**Instructions to follow:** From the records below, copy out each line that has the word "heart".

Stored records
#####

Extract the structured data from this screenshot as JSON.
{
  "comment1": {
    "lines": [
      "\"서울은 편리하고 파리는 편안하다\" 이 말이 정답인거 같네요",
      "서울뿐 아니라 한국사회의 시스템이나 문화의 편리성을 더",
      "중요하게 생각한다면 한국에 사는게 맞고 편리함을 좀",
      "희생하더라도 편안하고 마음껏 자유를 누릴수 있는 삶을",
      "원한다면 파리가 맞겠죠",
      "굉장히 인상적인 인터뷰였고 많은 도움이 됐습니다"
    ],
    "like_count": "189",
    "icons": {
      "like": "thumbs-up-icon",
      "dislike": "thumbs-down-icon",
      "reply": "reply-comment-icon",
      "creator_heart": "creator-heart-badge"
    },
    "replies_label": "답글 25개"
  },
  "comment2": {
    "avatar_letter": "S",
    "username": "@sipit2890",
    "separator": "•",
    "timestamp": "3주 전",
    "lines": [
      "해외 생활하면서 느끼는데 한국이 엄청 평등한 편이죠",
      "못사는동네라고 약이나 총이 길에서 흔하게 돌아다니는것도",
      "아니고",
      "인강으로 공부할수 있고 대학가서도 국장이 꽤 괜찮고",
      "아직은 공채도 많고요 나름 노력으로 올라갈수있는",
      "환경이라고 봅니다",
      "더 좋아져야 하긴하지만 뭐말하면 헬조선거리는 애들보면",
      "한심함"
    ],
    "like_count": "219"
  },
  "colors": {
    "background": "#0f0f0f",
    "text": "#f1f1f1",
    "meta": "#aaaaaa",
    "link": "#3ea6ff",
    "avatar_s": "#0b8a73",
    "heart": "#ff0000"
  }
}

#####

**Output for this exercise:**
      "creator_heart": "creator-heart-badge"
    "heart": "#ff0000"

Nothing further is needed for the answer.